Office work is a game of make-believe in which we dig up a little paycheck for ourselves in the service of making a bigger paycheck for our bosses, all the while trying to forget the fact that those paychecks, big and small, could evaporate at any moment if — or when — the business goes sideways.

Meanwhile, what is lost? Sacrifices must be made: our time, our true ambitions, even (should things get extreme) our sanity.

Theater review

‘Suffering, Inc.’

Through July 28, Pony World Theatre at 12th Avenue Arts, 1620 12th Avenue, Seattle; $15-$20 (800-838-3006 or

That is the argument of “Suffering, Inc.,” a surprisingly funny and moving play by Pony World Theatre at 12th Avenue Arts. It’s set in a drab corporate office — but every word of “Suffering, Inc.” has been cut and pasted together from the plays of Anton Chekhov.

“Suffering, Inc.” is set on the premises of “New Life Capital,” an investment firm where the seven employees begin phone pitches with: “Are you nervous? Worried? Depressed? You’ve got to scrape and save.
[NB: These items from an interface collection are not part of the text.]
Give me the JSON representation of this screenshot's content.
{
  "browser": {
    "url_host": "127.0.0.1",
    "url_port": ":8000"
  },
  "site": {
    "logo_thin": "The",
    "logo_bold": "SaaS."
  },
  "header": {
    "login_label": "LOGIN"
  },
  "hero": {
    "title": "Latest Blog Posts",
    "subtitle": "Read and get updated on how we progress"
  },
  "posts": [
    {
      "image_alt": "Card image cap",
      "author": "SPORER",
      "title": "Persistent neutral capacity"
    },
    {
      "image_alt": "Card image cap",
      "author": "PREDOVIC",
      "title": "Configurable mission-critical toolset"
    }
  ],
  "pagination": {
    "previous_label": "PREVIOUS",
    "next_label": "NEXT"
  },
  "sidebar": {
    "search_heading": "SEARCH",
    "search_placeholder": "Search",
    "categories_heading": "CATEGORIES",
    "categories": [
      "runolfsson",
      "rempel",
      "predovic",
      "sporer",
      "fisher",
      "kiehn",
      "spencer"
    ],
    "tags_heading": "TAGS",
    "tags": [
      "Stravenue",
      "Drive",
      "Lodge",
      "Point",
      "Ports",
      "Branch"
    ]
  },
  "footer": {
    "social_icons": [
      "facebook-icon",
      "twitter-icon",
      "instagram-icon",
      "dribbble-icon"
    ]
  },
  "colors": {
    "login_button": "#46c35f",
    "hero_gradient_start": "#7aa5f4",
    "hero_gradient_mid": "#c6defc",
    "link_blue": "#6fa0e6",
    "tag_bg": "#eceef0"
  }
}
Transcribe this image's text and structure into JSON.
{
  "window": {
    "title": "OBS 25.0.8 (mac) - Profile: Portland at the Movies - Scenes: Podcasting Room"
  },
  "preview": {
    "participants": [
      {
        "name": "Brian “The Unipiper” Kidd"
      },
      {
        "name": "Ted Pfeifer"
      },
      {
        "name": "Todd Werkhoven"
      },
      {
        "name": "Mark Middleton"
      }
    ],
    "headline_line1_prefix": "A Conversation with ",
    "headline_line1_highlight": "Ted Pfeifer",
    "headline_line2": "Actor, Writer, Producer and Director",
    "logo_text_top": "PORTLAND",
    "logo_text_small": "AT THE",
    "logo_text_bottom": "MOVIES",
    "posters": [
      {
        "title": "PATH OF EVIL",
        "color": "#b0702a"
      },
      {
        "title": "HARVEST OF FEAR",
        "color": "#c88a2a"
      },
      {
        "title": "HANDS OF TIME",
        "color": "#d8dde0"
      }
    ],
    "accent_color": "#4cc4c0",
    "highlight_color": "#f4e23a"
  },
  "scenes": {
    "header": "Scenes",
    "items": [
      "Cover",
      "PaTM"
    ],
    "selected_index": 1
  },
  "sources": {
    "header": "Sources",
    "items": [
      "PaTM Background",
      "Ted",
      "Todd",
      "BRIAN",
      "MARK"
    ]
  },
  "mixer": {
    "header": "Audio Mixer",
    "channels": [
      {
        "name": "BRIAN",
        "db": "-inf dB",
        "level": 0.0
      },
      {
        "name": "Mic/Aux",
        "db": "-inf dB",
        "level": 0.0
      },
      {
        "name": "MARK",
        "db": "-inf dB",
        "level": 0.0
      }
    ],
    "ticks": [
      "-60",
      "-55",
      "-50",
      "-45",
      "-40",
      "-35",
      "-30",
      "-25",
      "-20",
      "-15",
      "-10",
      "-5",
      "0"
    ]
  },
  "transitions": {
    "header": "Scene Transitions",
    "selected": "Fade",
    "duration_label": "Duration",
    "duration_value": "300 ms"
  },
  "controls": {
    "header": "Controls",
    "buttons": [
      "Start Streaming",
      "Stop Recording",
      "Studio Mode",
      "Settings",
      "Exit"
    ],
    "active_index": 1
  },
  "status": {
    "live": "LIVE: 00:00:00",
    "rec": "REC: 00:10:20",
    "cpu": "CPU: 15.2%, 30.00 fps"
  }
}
Where has it all gone?” It sounds like a late-night infomercial, but that’s all Chekhov.

The characters sit at desks surrounded by pencils, binders, computers, phones, printers, a dying orchid. Corkboards with depressingly typical posters hang above them: pie charts, line charts, “Keep calm and label your food,” “Please wash your own cups & dishes” and, ominously, “No guns allowed.”

The employees of “New Life Capital” begin the play with gently gnawing problems, fretting over their work and their frustrating office relationships.

“Why destroy the forests?” asks the sincere, tender accountant Michael (played with gorgeously understated intensity by Rudy Roushdi) while he holds up a Starbucks coffee cup somebody gave him. “Just so they can buy the latest fashions with the profits they got from the criminal destruction of the forests!” (That bit is drawn from “Uncle Vanya.”)

In another scene, Natalie (Heather Persinger) chats with Ivan (Mark Fullerton) by the coffee machine. Natalie: “What’s new?” Ivan: “Nothing. Everything is old. And how are things with you?” Natalie: “How are things with me? I’m alive.” Ivan: “I’m sorry.”

The dialogue can sound slightly mannered, but it often has a very contemporary, albeit meta-theatrical, flow. The sometimes hilariously fretful characters could have come from “Mad Men,” “Glengarry Glen Ross” or “The Office.”

The ensemble is masterfully understated. “Suffering, Inc.” has a few moments of big emotion, but the jokes are all in eye-rolls, dismissive “uh-huh”s and snide “ooh-kay”s.

Persinger, as the frustrated writer Natalie, is particularly masterful at controlled emotion. Clearly, Natalie has a big inner life, but she’s only going to share a little bit with the rest of us — and she probably doesn’t care whether we know about the depths of her soul. Fullerton, who also does excellent work as Ivan, an employee fired just a year before he gets his pension who seems to be constantly reining in his depression and rage, putting on a good face and barely remaining civil to those around him.

In the spirit of Chekhov, “Suffering, Inc.” holds little nuggets of comedy — Sonia, played by Carrie Cates, creates a play-within-a-play by acting out a fantasy romance with a co-worker with binder-clip puppets — but ends with tragedy. Its characters age rapidly — Natalie starts the play in her 20s, but needs a cane by the final scene — the company financials go to hell, love is frustrated, a gun appears.

Chekhov provides frighteningly good material for portraying life in an office. From “The Seagull” to “The Cherry Orchard,” his characters obsess about financial trouble, frustrated love, and, as Pony World playwright and director Brendan Healy said, “that regret and yearning that tugs at us when we know something that we want but can’t get — how we use our time on this earth, and if we haven’t done what we wanted to do, what are we waiting for?”

Just before the lights went down on opening night, a man and woman, both drinking beer, were finishing a conversation about someone she knew who had been hit by a car. Even so, she said, “You don’t get to take time off work.”